That means you will be charge interest for delay or miss payments and the additional interest you pay on The remaining loan balance. This will substantially increase the amount you pay off.
How to Determine Your Payoff Amount
If you’re looking To figure out The amount you will pay off, You can talk to your lender or look up The most recent statement of your loan.
The amount you pay off will be The remaining balance on your loan, accru interest, And Any penalties or fees That could be impos.
Remember That your payment amount could fluctuate over time, particularly if you’ve not paid on time or miss repayments on your loans.
The amount you pay off could exce what you must pay for many reasons. The accrual of interest, fees, and penalties, as well as late payments, negative equity, And the accru interest on late payments, could all result in An increase amount to pay off.
If you want to determine the exact amount to pay off, you should get your lender or review the most recent information on your loan.
Knowing your payment amount will assist you in making informe choices regarding repaying your loan early or refinancing the loan.
Q.1 What is a payoff amount?
ANS. Payoff refers To The total amount you have to pay to meet the conditions of your loan And fully eliminate your obligation.
Q.2 Is my payoff amount the same as my current balance?
ANS. Your payoff amount is different from the current balance. The balance you have at present may not reflect the amount you will have to pay to cover the loan.
Your total amount for payoff will also include the repayment of any interest you are owe until the day you plan to repay your loan. The amount you pay off could contain additional fees you’ve paid but haven’t yet paid.
Q.3 Why is my payoff amount more than what I owe?
ANS. The amount you pay off could exce the amount you owe for various reasons, such As interest accrual, penalties and fees, bad equity, insufficient payment, and accrue interest for late payments.
Q.4 How can I determine my payoff amount?
ANS. Contact your lender, or go through the most recent statement of your loan to determine your payment amount.
The amount of your payoff will be the remaining balance on your loan, accrue interest, And any penalties or fees That could be impose.
Q.5 Can I negotiate my payoff amount?
ANS. Sometimes, you can negotiate your repayment price with the lender. However, this would depend on The conditions of your loan and your lender’s policy.
Q.6 What is a payoff statement?
ANS. A loan provider makes a payoff statement that lists an amount to pay off if you prepay a mortgage or any other loan. A payoff letter or mortgage payoff statement usually provides the balance you need to pay to finish your loan.
Q.7 How can I get a payoff statement?
ANS. Contact your loan servicer or lender for a payoff statement and ask for one. They will give you An exact statement of The amount need to pay off the loan.
Q.8 Can I pay off my loan early?
ANS. Yes, you can pay off your loan In advance. However, you could be liable for penalties for early payment or other charges. It Is Important To review The conditions of your loan before you pay It off In A hurry.

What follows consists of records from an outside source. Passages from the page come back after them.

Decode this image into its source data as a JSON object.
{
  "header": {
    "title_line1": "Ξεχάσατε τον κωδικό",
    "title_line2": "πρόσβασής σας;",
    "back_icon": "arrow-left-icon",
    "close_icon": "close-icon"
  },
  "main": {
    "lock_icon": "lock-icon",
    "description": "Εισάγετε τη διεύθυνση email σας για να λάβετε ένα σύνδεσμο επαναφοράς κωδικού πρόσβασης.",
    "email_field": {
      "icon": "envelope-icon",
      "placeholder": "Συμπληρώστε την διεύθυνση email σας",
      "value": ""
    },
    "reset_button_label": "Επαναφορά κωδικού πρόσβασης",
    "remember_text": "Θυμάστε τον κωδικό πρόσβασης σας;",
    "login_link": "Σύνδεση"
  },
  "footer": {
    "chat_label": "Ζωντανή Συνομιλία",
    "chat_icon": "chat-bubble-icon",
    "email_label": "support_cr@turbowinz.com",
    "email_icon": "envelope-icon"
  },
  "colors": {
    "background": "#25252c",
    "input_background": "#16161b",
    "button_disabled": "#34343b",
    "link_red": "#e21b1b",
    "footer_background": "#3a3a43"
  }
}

Q.9 What is negative equity?
ANS. Negative equity happens when The worth of your possession, such As A vehicle or house, Is less Than The amount you have to pay on a loan.
This could be the case if you have finance An asset using a small down payment or when the asset’s value has decrease more rapidly than you paid off the loan.

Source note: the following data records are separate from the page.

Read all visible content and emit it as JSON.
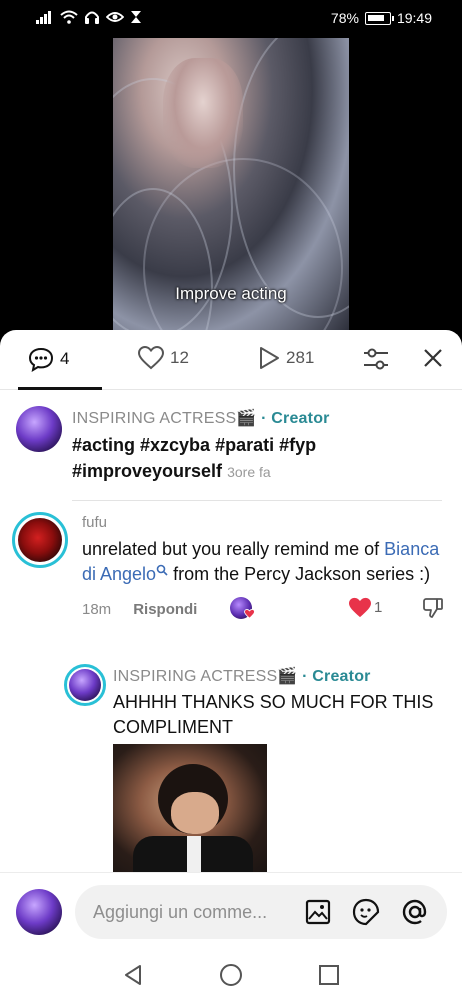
{
  "status_bar": {
    "battery": "78%",
    "time": "19:49"
  },
  "video": {
    "caption": "Improve acting"
  },
  "tabs": {
    "comments_count": "4",
    "likes_count": "12",
    "views_count": "281"
  },
  "post": {
    "author": "INSPIRING ACTRESS🎬",
    "creator_label": "· Creator",
    "text": "#acting #xzcyba #parati #fyp #improveyourself",
    "time": "3ore fa"
  },
  "comment": {
    "author": "fufu",
    "text_before": "unrelated but you really remind me of ",
    "link_text": "Bianca di Angelo",
    "text_after": " from the Percy Jackson series :)",
    "time": "18m",
    "reply_label": "Rispondi",
    "like_count": "1"
  },
  "reply": {
    "author": "INSPIRING ACTRESS🎬",
    "creator_label": "· Creator",
    "text": "AHHHH THANKS SO MUCH FOR THIS COMPLIMENT"
  },
  "composer": {
    "placeholder": "Aggiungi un comme..."
  },
  "colors": {
    "accent_teal": "#2a8a94",
    "like_red": "#e8334a",
    "link_blue": "#3b6bb5"
  }
}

Q.10 How can I avoid having a payoff amount that is more than what I owe?
ANS. To avoid paying off An amount greater Than The amount you owe, you should pay your loan punctually and incompletely.
It is also possible to make your loan payments early; however, take note of penalties for prepayment or charges that could be impos.
You can also try to bargain with your lender to reduce any penalties or fees contributing to the higher amount you pay off.